_WHAT TO WORK ON_. In full and without alteration, write out the lines below.

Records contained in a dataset
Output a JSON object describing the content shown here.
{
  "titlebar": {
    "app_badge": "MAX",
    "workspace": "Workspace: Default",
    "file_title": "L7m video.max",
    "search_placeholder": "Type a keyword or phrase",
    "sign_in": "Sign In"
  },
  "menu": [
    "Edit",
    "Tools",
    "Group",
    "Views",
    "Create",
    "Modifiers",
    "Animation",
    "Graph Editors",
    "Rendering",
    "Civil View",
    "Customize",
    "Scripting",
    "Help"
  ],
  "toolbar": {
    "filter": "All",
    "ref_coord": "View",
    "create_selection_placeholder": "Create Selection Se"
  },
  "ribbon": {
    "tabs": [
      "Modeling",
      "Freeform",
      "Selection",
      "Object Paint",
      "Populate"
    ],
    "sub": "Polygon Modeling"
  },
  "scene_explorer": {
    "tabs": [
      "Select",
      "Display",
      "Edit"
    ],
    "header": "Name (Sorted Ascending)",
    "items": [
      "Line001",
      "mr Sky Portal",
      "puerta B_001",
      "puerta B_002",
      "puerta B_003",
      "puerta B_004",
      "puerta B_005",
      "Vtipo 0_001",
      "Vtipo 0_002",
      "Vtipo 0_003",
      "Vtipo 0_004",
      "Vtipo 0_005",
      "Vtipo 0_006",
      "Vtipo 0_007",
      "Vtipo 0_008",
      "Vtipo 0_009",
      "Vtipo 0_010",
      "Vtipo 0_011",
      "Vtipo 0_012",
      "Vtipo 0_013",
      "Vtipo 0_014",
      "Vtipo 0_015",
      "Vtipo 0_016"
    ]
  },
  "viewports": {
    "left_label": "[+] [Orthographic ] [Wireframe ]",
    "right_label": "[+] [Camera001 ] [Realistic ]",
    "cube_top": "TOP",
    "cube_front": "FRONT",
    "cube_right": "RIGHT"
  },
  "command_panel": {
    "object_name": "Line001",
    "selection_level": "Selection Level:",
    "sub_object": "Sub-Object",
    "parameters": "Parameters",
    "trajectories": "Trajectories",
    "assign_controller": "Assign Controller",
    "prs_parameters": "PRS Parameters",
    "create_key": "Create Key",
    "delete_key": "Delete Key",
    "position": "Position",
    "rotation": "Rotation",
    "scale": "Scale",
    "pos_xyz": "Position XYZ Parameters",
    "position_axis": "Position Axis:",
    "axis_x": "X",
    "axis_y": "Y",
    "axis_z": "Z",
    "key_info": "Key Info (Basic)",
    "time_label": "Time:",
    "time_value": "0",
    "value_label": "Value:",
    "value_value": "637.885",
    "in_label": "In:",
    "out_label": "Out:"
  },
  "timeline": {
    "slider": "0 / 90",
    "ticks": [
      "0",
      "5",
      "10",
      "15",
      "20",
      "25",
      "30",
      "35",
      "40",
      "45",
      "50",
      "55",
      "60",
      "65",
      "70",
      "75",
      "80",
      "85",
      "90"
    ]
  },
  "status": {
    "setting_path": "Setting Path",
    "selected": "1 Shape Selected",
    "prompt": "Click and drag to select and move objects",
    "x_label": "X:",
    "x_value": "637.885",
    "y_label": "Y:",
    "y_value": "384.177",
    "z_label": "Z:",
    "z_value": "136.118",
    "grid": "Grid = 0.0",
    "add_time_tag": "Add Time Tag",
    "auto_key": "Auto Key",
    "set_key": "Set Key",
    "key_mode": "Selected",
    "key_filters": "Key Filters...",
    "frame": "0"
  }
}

_ANSWER TO THIS TASK_.
Output a JSON object describing the content shown here.
{
  "titlebar": {
    "app_badge": "MAX",
    "workspace": "Workspace: Default",
    "file_title": "L7m video.max",
    "search_placeholder": "Type a keyword or phrase",
    "sign_in": "Sign In"
  },
  "menu": [
    "Edit",
    "Tools",
    "Group",
    "Views",
    "Create",
    "Modifiers",
    "Animation",
    "Graph Editors",
    "Rendering",
    "Civil View",
    "Customize",
    "Scripting",
    "Help"
  ],
  "toolbar": {
    "filter": "All",
    "ref_coord": "View",
    "create_selection_placeholder": "Create Selection Se"
  },
  "ribbon": {
    "tabs": [
      "Modeling",
      "Freeform",
      "Selection",
      "Object Paint",
      "Populate"
    ],
    "sub": "Polygon Modeling"
  },
  "scene_explorer": {
    "tabs": [
      "Select",
      "Display",
      "Edit"
    ],
    "header": "Name (Sorted Ascending)",
    "items": [
      "Line001",
      "mr Sky Portal",
      "puerta B_001",
      "puerta B_002",
      "puerta B_003",
      "puerta B_004",
      "puerta B_005",
      "Vtipo 0_001",
      "Vtipo 0_002",
      "Vtipo 0_003",
      "Vtipo 0_004",
      "Vtipo 0_005",
      "Vtipo 0_006",
      "Vtipo 0_007",
      "Vtipo 0_008",
      "Vtipo 0_009",
      "Vtipo 0_010",
      "Vtipo 0_011",
      "Vtipo 0_012",
      "Vtipo 0_013",
      "Vtipo 0_014",
      "Vtipo 0_015",
      "Vtipo 0_016"
    ]
  },
  "viewports": {
    "left_label": "[+] [Orthographic ] [Wireframe ]",
    "right_label": "[+] [Camera001 ] [Realistic ]",
    "cube_top": "TOP",
    "cube_front": "FRONT",
    "cube_right": "RIGHT"
  },
  "command_panel": {
    "object_name": "Line001",
    "selection_level": "Selection Level:",
    "sub_object": "Sub-Object",
    "parameters": "Parameters",
    "trajectories": "Trajectories",
    "assign_controller": "Assign Controller",
    "prs_parameters": "PRS Parameters",
    "create_key": "Create Key",
    "delete_key": "Delete Key",
    "position": "Position",
    "rotation": "Rotation",
    "scale": "Scale",
    "pos_xyz": "Position XYZ Parameters",
    "position_axis": "Position Axis:",
    "axis_x": "X",
    "axis_y": "Y",
    "axis_z": "Z",
    "key_info": "Key Info (Basic)",
    "time_label": "Time:",
    "time_value": "0",
    "value_label": "Value:",
    "value_value": "637.885",
    "in_label": "In:",
    "out_label": "Out:"
  },
  "timeline": {
    "slider": "0 / 90",
    "ticks": [
      "0",
      "5",
      "10",
      "15",
      "20",
      "25",
      "30",
      "35",
      "40",
      "45",
      "50",
      "55",
      "60",
      "65",
      "70",
      "75",
      "80",
      "85",
      "90"
    ]
  },
  "status": {
    "setting_path": "Setting Path",
    "selected": "1 Shape Selected",
    "prompt": "Click and drag to select and move objects",
    "x_label": "X:",
    "x_value": "637.885",
    "y_label": "Y:",
    "y_value": "384.177",
    "z_label": "Z:",
    "z_value": "136.118",
    "grid": "Grid = 0.0",
    "add_time_tag": "Add Time Tag",
    "auto_key": "Auto Key",
    "set_key": "Set Key",
    "key_mode": "Selected",
    "key_filters": "Key Filters...",
    "frame": "0"
  }
}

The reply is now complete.